Task to carry out: In this exercise, the data must be written out exactly.

Input material:
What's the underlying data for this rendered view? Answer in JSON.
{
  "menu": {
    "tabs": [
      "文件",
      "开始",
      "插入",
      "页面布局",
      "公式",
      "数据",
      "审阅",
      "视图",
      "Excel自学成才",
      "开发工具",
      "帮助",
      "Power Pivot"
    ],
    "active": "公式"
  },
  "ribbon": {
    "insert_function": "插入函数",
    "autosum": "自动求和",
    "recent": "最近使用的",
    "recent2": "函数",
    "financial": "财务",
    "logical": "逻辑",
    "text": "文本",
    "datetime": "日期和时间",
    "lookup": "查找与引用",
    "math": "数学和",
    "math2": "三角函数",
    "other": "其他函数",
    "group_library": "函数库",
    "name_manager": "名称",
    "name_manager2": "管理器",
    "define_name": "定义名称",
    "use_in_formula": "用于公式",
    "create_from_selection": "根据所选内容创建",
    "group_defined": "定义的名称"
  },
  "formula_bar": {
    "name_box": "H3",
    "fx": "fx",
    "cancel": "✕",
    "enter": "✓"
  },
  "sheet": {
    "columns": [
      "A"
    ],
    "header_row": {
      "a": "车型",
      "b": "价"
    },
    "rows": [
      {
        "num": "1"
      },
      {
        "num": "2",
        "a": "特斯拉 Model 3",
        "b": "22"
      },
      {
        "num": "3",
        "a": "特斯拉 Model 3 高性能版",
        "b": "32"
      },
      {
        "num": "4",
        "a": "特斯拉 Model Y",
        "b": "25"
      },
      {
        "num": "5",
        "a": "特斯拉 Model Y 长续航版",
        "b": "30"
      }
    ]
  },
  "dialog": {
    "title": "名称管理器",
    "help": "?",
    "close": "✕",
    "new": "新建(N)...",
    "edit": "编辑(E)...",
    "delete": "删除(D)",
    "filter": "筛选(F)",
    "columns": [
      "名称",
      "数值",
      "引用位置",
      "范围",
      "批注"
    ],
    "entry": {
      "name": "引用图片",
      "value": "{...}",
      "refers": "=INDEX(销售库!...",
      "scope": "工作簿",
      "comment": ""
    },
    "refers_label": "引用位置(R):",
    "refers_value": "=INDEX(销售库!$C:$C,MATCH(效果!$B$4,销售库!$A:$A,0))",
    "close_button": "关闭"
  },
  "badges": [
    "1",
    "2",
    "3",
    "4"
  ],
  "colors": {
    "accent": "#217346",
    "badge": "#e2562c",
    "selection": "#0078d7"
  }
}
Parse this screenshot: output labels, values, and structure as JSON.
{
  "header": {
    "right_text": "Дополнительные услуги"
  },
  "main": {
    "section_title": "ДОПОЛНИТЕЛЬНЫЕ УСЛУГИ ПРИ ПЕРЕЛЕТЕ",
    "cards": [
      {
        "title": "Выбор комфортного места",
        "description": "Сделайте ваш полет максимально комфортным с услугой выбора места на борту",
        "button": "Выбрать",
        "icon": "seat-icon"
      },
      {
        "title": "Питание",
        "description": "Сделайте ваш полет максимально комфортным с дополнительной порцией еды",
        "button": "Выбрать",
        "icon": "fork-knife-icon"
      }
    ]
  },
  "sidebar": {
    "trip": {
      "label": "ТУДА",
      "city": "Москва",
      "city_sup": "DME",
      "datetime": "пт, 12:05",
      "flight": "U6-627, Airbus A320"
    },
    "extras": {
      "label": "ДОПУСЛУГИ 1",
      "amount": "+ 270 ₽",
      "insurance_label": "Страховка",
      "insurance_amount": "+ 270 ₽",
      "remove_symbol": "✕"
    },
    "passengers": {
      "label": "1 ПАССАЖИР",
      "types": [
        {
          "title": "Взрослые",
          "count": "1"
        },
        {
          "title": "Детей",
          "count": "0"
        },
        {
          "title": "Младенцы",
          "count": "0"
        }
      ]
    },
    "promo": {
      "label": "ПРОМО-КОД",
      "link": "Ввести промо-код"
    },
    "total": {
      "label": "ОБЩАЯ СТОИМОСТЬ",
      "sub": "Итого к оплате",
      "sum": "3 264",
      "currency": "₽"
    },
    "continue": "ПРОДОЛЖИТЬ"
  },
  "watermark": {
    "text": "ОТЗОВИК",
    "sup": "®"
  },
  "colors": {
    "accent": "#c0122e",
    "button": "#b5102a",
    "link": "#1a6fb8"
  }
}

Reply:
What's the underlying data for this rendered view? Answer in JSON.
{
  "menu": {
    "tabs": [
      "文件",
      "开始",
      "插入",
      "页面布局",
      "公式",
      "数据",
      "审阅",
      "视图",
      "Excel自学成才",
      "开发工具",
      "帮助",
      "Power Pivot"
    ],
    "active": "公式"
  },
  "ribbon": {
    "insert_function": "插入函数",
    "autosum": "自动求和",
    "recent": "最近使用的",
    "recent2": "函数",
    "financial": "财务",
    "logical": "逻辑",
    "text": "文本",
    "datetime": "日期和时间",
    "lookup": "查找与引用",
    "math": "数学和",
    "math2": "三角函数",
    "other": "其他函数",
    "group_library": "函数库",
    "name_manager": "名称",
    "name_manager2": "管理器",
    "define_name": "定义名称",
    "use_in_formula": "用于公式",
    "create_from_selection": "根据所选内容创建",
    "group_defined": "定义的名称"
  },
  "formula_bar": {
    "name_box": "H3",
    "fx": "fx",
    "cancel": "✕",
    "enter": "✓"
  },
  "sheet": {
    "columns": [
      "A"
    ],
    "header_row": {
      "a": "车型",
      "b": "价"
    },
    "rows": [
      {
        "num": "1"
      },
      {
        "num": "2",
        "a": "特斯拉 Model 3",
        "b": "22"
      },
      {
        "num": "3",
        "a": "特斯拉 Model 3 高性能版",
        "b": "32"
      },
      {
        "num": "4",
        "a": "特斯拉 Model Y",
        "b": "25"
      },
      {
        "num": "5",
        "a": "特斯拉 Model Y 长续航版",
        "b": "30"
      }
    ]
  },
  "dialog": {
    "title": "名称管理器",
    "help": "?",
    "close": "✕",
    "new": "新建(N)...",
    "edit": "编辑(E)...",
    "delete": "删除(D)",
    "filter": "筛选(F)",
    "columns": [
      "名称",
      "数值",
      "引用位置",
      "范围",
      "批注"
    ],
    "entry": {
      "name": "引用图片",
      "value": "{...}",
      "refers": "=INDEX(销售库!...",
      "scope": "工作簿",
      "comment": ""
    },
    "refers_label": "引用位置(R):",
    "refers_value": "=INDEX(销售库!$C:$C,MATCH(效果!$B$4,销售库!$A:$A,0))",
    "close_button": "关闭"
  },
  "badges": [
    "1",
    "2",
    "3",
    "4"
  ],
  "colors": {
    "accent": "#217346",
    "badge": "#e2562c",
    "selection": "#0078d7"
  }
}
Parse this screenshot: output labels, values, and structure as JSON.
{
  "header": {
    "right_text": "Дополнительные услуги"
  },
  "main": {
    "section_title": "ДОПОЛНИТЕЛЬНЫЕ УСЛУГИ ПРИ ПЕРЕЛЕТЕ",
    "cards": [
      {
        "title": "Выбор комфортного места",
        "description": "Сделайте ваш полет максимально комфортным с услугой выбора места на борту",
        "button": "Выбрать",
        "icon": "seat-icon"
      },
      {
        "title": "Питание",
        "description": "Сделайте ваш полет максимально комфортным с дополнительной порцией еды",
        "button": "Выбрать",
        "icon": "fork-knife-icon"
      }
    ]
  },
  "sidebar": {
    "trip": {
      "label": "ТУДА",
      "city": "Москва",
      "city_sup": "DME",
      "datetime": "пт, 12:05",
      "flight": "U6-627, Airbus A320"
    },
    "extras": {
      "label": "ДОПУСЛУГИ 1",
      "amount": "+ 270 ₽",
      "insurance_label": "Страховка",
      "insurance_amount": "+ 270 ₽",
      "remove_symbol": "✕"
    },
    "passengers": {
      "label": "1 ПАССАЖИР",
      "types": [
        {
          "title": "Взрослые",
          "count": "1"
        },
        {
          "title": "Детей",
          "count": "0"
        },
        {
          "title": "Младенцы",
          "count": "0"
        }
      ]
    },
    "promo": {
      "label": "ПРОМО-КОД",
      "link": "Ввести промо-код"
    },
    "total": {
      "label": "ОБЩАЯ СТОИМОСТЬ",
      "sub": "Итого к оплате",
      "sum": "3 264",
      "currency": "₽"
    },
    "continue": "ПРОДОЛЖИТЬ"
  },
  "watermark": {
    "text": "ОТЗОВИК",
    "sup": "®"
  },
  "colors": {
    "accent": "#c0122e",
    "button": "#b5102a",
    "link": "#1a6fb8"
  }
}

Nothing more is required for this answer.